● TO DO
Look below. Copy each line that has "rejected" in it.

Page and application data records:

========================================

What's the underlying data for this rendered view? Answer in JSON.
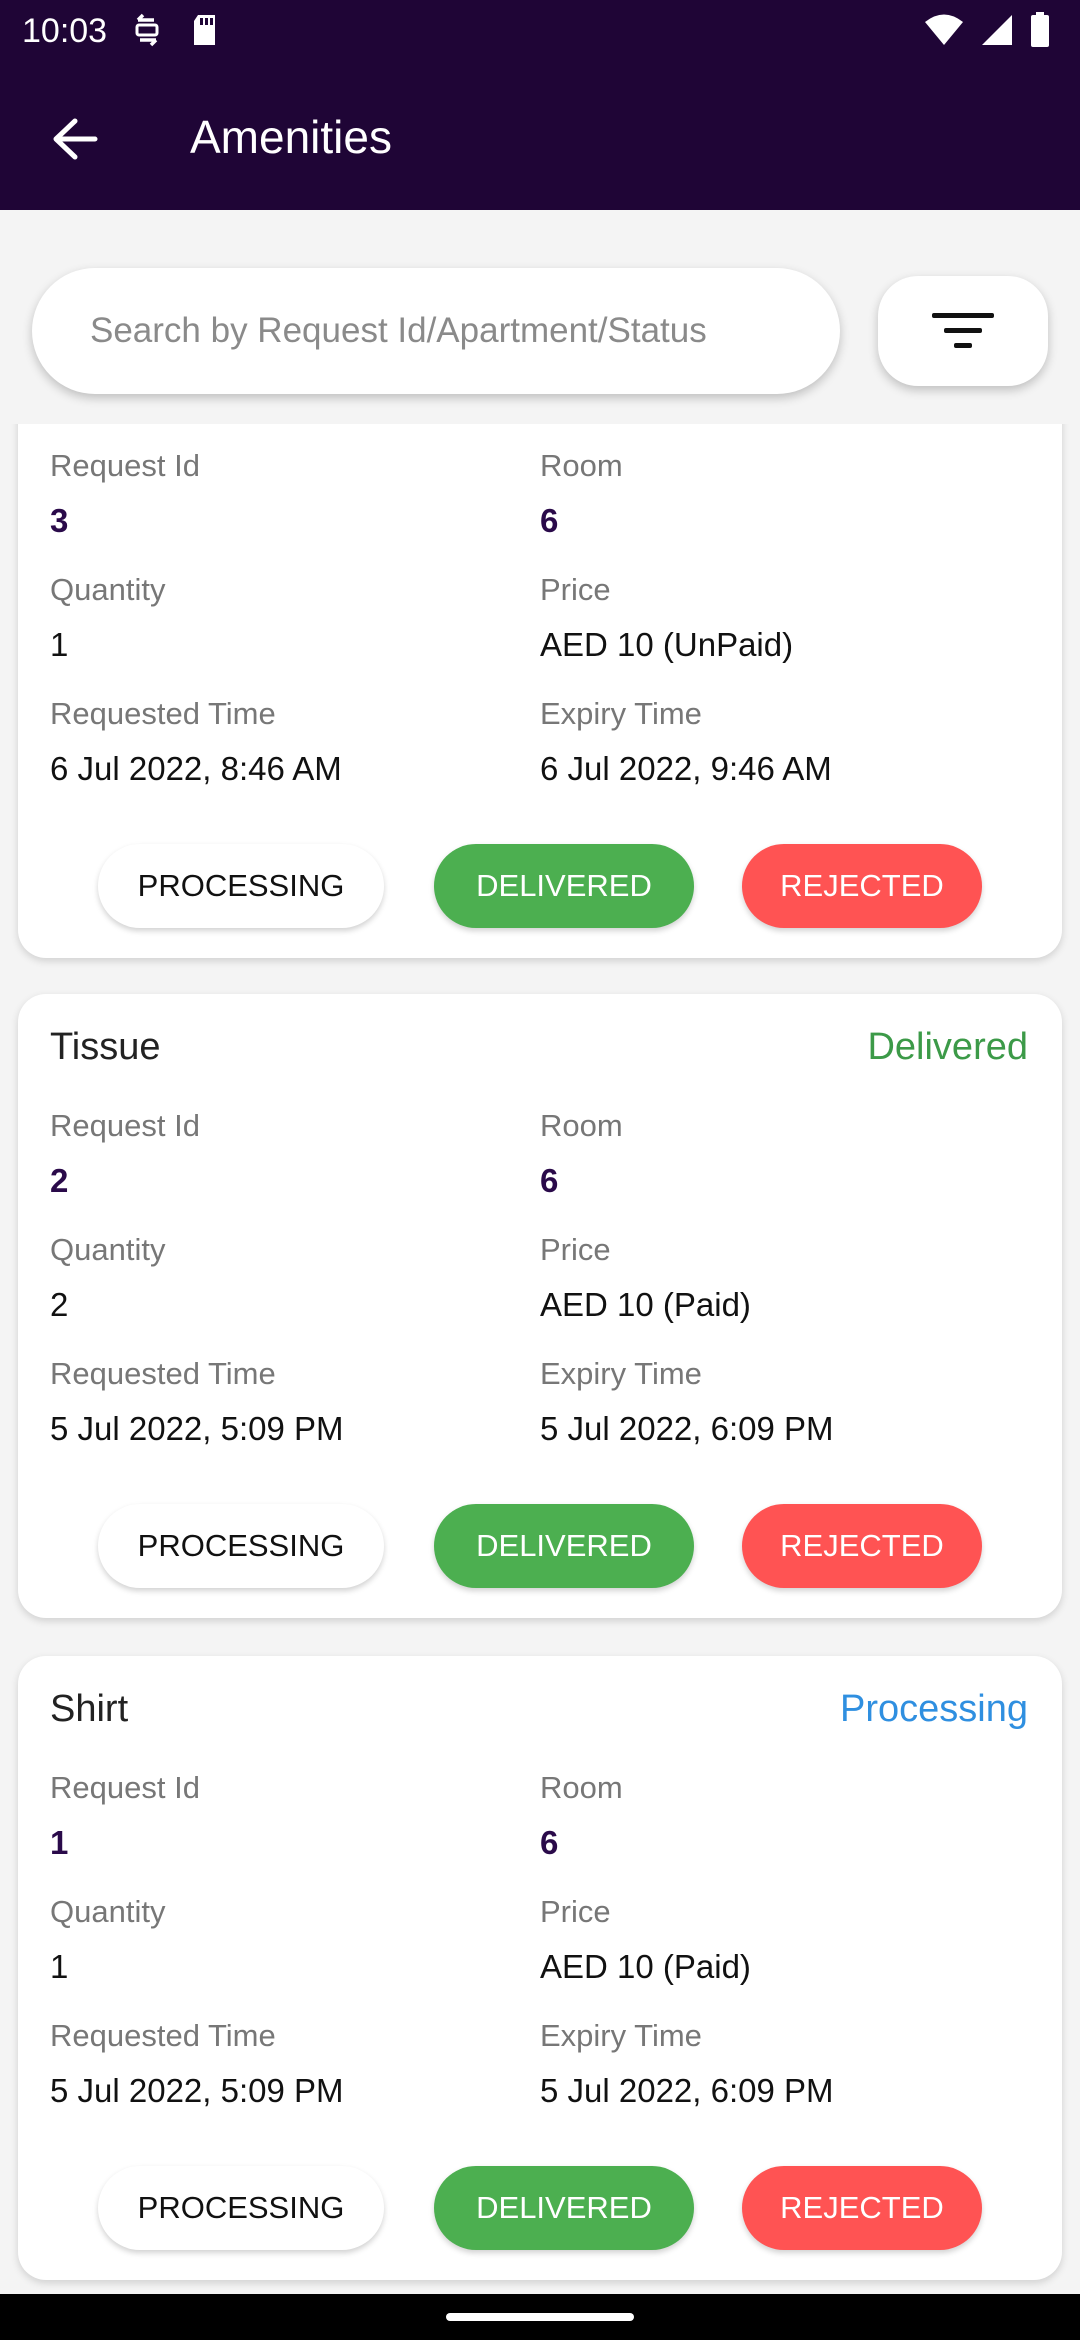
{
  "status_bar": {
    "time": "10:03"
  },
  "app_bar": {
    "title": "Amenities"
  },
  "search": {
    "placeholder": "Search by Request Id/Apartment/Status"
  },
  "labels": {
    "request_id": "Request Id",
    "room": "Room",
    "quantity": "Quantity",
    "price": "Price",
    "requested_time": "Requested Time",
    "expiry_time": "Expiry Time"
  },
  "buttons": {
    "processing": "PROCESSING",
    "delivered": "DELIVERED",
    "rejected": "REJECTED"
  },
  "cards": [
    {
      "name": "",
      "status": "",
      "request_id": "3",
      "room": "6",
      "quantity": "1",
      "price": "AED 10 (UnPaid)",
      "requested_time": "6 Jul 2022, 8:46 AM",
      "expiry_time": "6 Jul 2022, 9:46 AM"
    },
    {
      "name": "Tissue",
      "status": "Delivered",
      "status_color": "#3c9a48",
      "request_id": "2",
      "room": "6",
      "quantity": "2",
      "price": "AED 10 (Paid)",
      "requested_time": "5 Jul 2022, 5:09 PM",
      "expiry_time": "5 Jul 2022, 6:09 PM"
    },
    {
      "name": "Shirt",
      "status": "Processing",
      "status_color": "#2f8fe0",
      "request_id": "1",
      "room": "6",
      "quantity": "1",
      "price": "AED 10 (Paid)",
      "requested_time": "5 Jul 2022, 5:09 PM",
      "expiry_time": "5 Jul 2022, 6:09 PM"
    }
  ],
  "colors": {
    "header_bg": "#1f0536",
    "delivered": "#4caf50",
    "rejected": "#ff5353",
    "accent_value": "#2a0a4a"
  }
}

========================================

● RESPONSE AREA
    "rejected": "REJECTED"
    "rejected": "#ff5353",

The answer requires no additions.